Doctor Betti
Dr. Betti Hertzberg Ressler is a Board Certified Pediatrician on staff at Miami Children's Hospital. Dr. Hertzberg developed the toilet training video "Let's Go Potty." She is the co-author of "The Doctor's Book of Home Remedies for Children."


Lisa writes, "What are the symptoms and treatment of ringworm?"

Answer: Ringworm is caused by a fungus not a worm as the name implies. It usually begins as a single lesion anywhere on the body, but typically has an affinity for the trunk, limbs, or face.

Ringworm, known as Tinea Corporis is usually acquired by direct human contact, animal exposure or rarely from soil or dirt. It affects not only children, but all age groups.

Ringworm appears almost as a round ring with a pale center. The ring gets bigger quite rapidly and if not treated may spread to surrounding skin. At times, ringworm may be itchy. They are usually not painful.

Ringworm infections as well as other fungal infections involve genetic factors which are fairly complicated. Special cells in our immune system determine how our bodies react to these fungi. This explains why some people get infected and reinfected while others do not, given the same exposure. Ringworm grows best in a warm and humid environment.

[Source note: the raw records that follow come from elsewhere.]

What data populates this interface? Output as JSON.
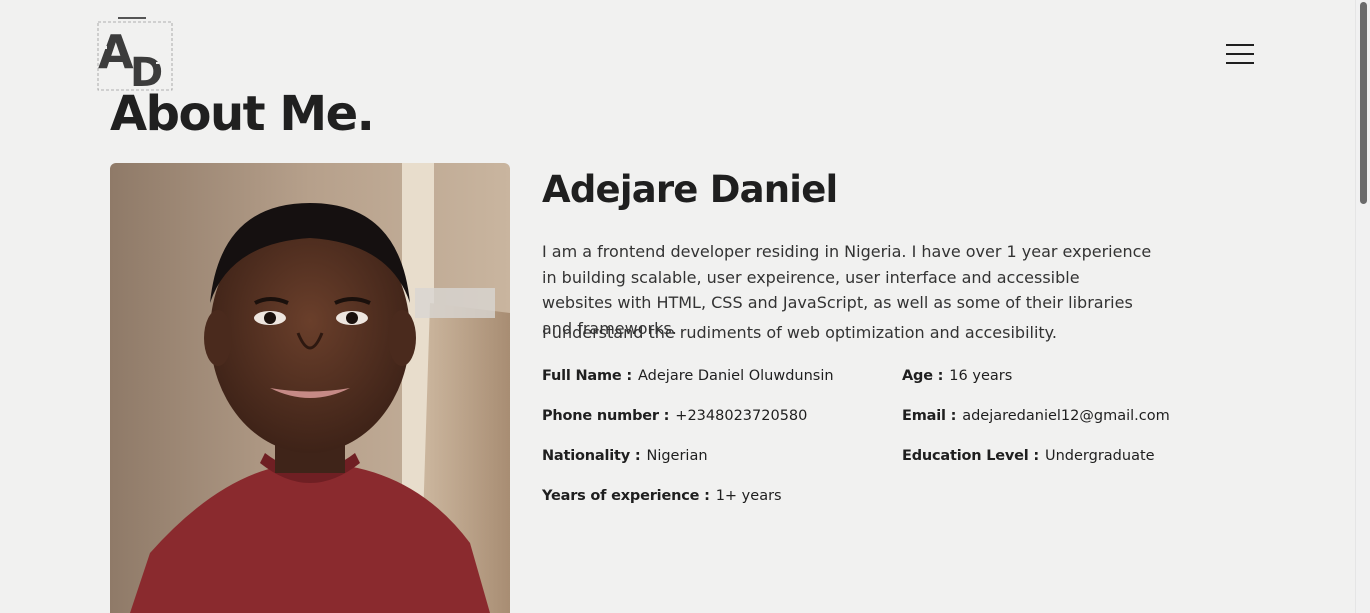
{
  "logo": {
    "text": "AD",
    "alt": "AD logo"
  },
  "nav": {
    "menu_icon": "hamburger-icon"
  },
  "page": {
    "title": "About Me."
  },
  "profile": {
    "name": "Adejare Daniel",
    "bio": "I am a frontend developer residing in Nigeria. I have over 1 year experience in building scalable, user expeirence, user interface and accessible websites with HTML, CSS and JavaScript, as well as some of their libraries and frameworks.",
    "bio_extra": "I understand the rudiments of web optimization and accesibility."
  },
  "details": {
    "full_name": {
      "label": "Full Name :",
      "value": "Adejare Daniel Oluwdunsin"
    },
    "age": {
      "label": "Age :",
      "value": "16 years"
    },
    "phone": {
      "label": "Phone number :",
      "value": "+2348023720580"
    },
    "email": {
      "label": "Email :",
      "value": "adejaredaniel12@gmail.com"
    },
    "nationality": {
      "label": "Nationality :",
      "value": "Nigerian"
    },
    "education": {
      "label": "Education Level :",
      "value": "Undergraduate"
    },
    "experience": {
      "label": "Years of experience :",
      "value": "1+ years"
    }
  },
  "colors": {
    "background": "#f1f1f0",
    "text": "#1f1f1f",
    "shirt": "#8a2a2e"
  }
}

Treatment is fairly simple. An antifungal cream is applied directly to the ringworm. Because they can be quite stubborn, ringworm must be treated for a minimum of 2 to 3 weeks. There are prescription creams as well as over the counter creams that are effective. If there are many ringworm or ringworm that are spreading rapidly, your doctor may prescribe medicine by mouth. Because ringworm is contagious, remind family members not to share towels or objects that could possibly be contaminated i.e.: combs, brushes, etc.

Also see:

  • Does Strep Throat lead to Scarlet's Fever?
  • Can a pediatrician comfortably prescribe and manage ADHD medication or is it better suited to a psychiatrist?
  • Ask Dr. Betti your questions

    This information is not intended to be a substitute for visiting your pediatrician. If you or your child has specific concerns, you should see your doctor for a diagnosis and treatment.